Santamaria ended up detailing their story in a May 2020 interview and illustration for The Washington Post, for a piece about 10 illustrators’ experiences as the U.S. grappled with 100,000 lives lost to COVID-19. During that time, anti-Asian bigotry was on the rise. In his illustration, a figure resembling Wu holds the hand of a figure resembling Santamaria, leading them out of a blue pool of water, lit by a light in front of them.

“She’s leading the way because ultimately there's not much I can do to help except be there for emotional support,” he says. “The light is a metaphor for hope.”

Detail of a portrait, by Juan Posada, of Environmental Design alumna, creative director and designer Elyse Marks.
Detail of a portrait, by Juan Posada, of Environmental Design alumna, creative director and designer Elyse Marks.

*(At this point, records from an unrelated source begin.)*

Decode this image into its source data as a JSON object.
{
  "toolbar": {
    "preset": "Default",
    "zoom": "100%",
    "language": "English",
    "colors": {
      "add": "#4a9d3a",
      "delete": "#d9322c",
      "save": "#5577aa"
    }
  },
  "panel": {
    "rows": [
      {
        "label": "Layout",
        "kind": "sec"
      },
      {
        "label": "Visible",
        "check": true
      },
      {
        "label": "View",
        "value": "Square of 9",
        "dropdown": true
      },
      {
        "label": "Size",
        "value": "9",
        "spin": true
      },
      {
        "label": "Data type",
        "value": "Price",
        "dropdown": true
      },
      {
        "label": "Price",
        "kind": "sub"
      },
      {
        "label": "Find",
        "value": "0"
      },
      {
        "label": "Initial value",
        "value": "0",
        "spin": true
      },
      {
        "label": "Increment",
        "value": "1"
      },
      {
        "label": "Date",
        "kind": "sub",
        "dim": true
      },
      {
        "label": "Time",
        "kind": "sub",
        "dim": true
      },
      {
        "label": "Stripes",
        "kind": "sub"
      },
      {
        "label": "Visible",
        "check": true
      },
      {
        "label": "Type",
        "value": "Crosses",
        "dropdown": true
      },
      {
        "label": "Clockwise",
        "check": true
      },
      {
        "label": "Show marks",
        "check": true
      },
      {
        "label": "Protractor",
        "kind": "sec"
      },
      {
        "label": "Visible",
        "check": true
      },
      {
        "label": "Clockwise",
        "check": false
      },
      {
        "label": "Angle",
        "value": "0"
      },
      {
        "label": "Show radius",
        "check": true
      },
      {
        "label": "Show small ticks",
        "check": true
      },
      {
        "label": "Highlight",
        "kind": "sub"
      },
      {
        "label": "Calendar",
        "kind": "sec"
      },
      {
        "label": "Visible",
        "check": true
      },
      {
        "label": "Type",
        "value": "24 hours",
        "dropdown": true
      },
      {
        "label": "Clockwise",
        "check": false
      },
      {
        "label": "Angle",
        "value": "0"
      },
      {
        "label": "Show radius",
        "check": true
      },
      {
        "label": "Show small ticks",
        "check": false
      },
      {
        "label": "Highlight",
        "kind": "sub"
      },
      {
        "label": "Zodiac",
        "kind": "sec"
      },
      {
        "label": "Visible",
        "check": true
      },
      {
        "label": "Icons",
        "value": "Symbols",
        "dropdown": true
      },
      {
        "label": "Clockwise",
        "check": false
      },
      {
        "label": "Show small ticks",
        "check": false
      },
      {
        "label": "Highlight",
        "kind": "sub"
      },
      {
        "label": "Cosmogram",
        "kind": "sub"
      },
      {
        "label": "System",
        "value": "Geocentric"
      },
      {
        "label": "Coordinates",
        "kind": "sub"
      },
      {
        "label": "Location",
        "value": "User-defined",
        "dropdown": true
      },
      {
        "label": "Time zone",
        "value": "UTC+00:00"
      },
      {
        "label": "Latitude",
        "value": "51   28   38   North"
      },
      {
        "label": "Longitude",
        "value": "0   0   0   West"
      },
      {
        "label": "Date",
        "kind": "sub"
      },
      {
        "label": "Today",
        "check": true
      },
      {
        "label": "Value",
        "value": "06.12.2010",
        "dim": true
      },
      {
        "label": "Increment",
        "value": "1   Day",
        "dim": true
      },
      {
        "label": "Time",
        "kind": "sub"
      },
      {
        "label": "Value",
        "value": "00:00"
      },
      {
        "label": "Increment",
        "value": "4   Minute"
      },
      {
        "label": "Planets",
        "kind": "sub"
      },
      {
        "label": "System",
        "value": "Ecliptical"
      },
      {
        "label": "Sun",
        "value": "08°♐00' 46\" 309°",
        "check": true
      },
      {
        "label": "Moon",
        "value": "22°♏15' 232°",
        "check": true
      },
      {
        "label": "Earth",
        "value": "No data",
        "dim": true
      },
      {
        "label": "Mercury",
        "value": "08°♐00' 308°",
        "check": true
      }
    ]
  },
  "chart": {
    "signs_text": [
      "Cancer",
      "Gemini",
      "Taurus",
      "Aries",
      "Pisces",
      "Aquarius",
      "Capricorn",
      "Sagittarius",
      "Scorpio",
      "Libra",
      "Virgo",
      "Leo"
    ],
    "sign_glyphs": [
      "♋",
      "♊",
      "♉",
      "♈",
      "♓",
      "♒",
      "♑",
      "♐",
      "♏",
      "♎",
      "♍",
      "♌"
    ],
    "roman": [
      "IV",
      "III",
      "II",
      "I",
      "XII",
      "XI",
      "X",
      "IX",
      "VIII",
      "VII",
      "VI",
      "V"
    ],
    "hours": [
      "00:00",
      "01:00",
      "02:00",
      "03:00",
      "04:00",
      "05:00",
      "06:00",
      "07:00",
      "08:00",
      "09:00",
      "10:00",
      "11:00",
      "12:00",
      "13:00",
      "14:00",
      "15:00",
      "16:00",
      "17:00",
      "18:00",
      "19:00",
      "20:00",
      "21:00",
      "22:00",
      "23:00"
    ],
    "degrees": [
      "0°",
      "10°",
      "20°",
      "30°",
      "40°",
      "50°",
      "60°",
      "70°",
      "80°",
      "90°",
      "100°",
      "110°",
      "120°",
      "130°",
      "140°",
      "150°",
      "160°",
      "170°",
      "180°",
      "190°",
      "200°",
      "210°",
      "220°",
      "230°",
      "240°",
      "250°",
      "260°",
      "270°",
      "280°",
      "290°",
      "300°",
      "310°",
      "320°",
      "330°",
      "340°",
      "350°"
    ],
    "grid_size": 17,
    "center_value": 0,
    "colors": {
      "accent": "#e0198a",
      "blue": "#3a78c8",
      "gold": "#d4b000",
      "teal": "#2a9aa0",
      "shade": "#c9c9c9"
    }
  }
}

It’s a crisp afternoon, and creative director and designer Elyse Marks (BS 08 Environmental Design) picks up her laptop and takes it to a nearby window to show off the view. Tall trees and the snow-covered Whitefish Range of mountains tower in the distance.

After a decade of working in experiential design for corporate firms in San Francisco and L.A., Marks moved with her husband to the small resort town of Whitefish, Montana (population nearly 9,000) in December 2019. Her sophisticated projects include Salesforce’s 2019 Dreamforce conference, featuring a digital waterfall of analytics, and Mazda’s space at the Detroit International Auto Show. During the pandemic, Marks transitioned to conceptualizing nature-based healing spaces.

“Within the corporate structure, I found that it was difficult to be a woman, a Black woman and introverted, and I never really fit in,” says Marks via Zoom. “The best thing for me was to move from the Bay Area to a smaller and more affordable town with a slower pace of life, and we already had friends in Whitefish. There’s a lot of nature and hiking, which is what I wanted.”

Marks, who grew up in L.A., was just settling into being in Whitefish in early 2020, had started therapy and had begun working remotely on in-person events in Las Vegas and Miami when the pandemic forced the events to be canceled, and she was dropped as a freelancer. “Then all the racial stuff happened,” she says.

After the May 2020 murder of George Floyd, Marks marched in Black Lives Matter rallies in Whitefish. Soon, armed supporters of then-President Donald Trump showed up. “It was scary,” she says. “A Trump supporter came up to a woman named Sami—a biracial woman, like me—and started yelling, maskless, in her face. It became a famous photo in our area.”

Depressed, Marks didn’t work for months. When Sami, who she had befriended, suggested forming an anti-racist support group, Marks, Sami, another woman, and the town rabbi started meeting every week in a park—wearing masks—says Marks, who is half Jewish. The group named itself Ignite, and Marks helped with branding and messaging.

“It was very therapeutic,” says Marks. “It made me realize that even though there are a lot of people scared about change, you still need to live your life and show up in the community.”

Revived, Marks began conceptualizing meditative spaces such as a circular songbird sanctuary—decorated with wildflowers—that floats over water. Another concept space, shown virtually at Design Miami last December, featured a giant piece of electric blue and purple agate. “Nature is inspiring,” says Marks. “Hearing birds, smelling the air, being in the wild.”

For an art installation last October in partnership with Kalico Art Center in the nearby town of Kalispell, Marks created an immersive landscape at local retailer Nature Baby Outfitter. The installation featured green recycled yarn crisscrossing an empty space outside the store. That project led to Marks serving as an instructor of a community class in person at Kalico—her first time teaching.

“I’ve learned a lot about myself through this pandemic,” Marks says. “Before, my life was just work, work, work. Now, I’m trying to be more vulnerable and reflective, and in touch with myself.”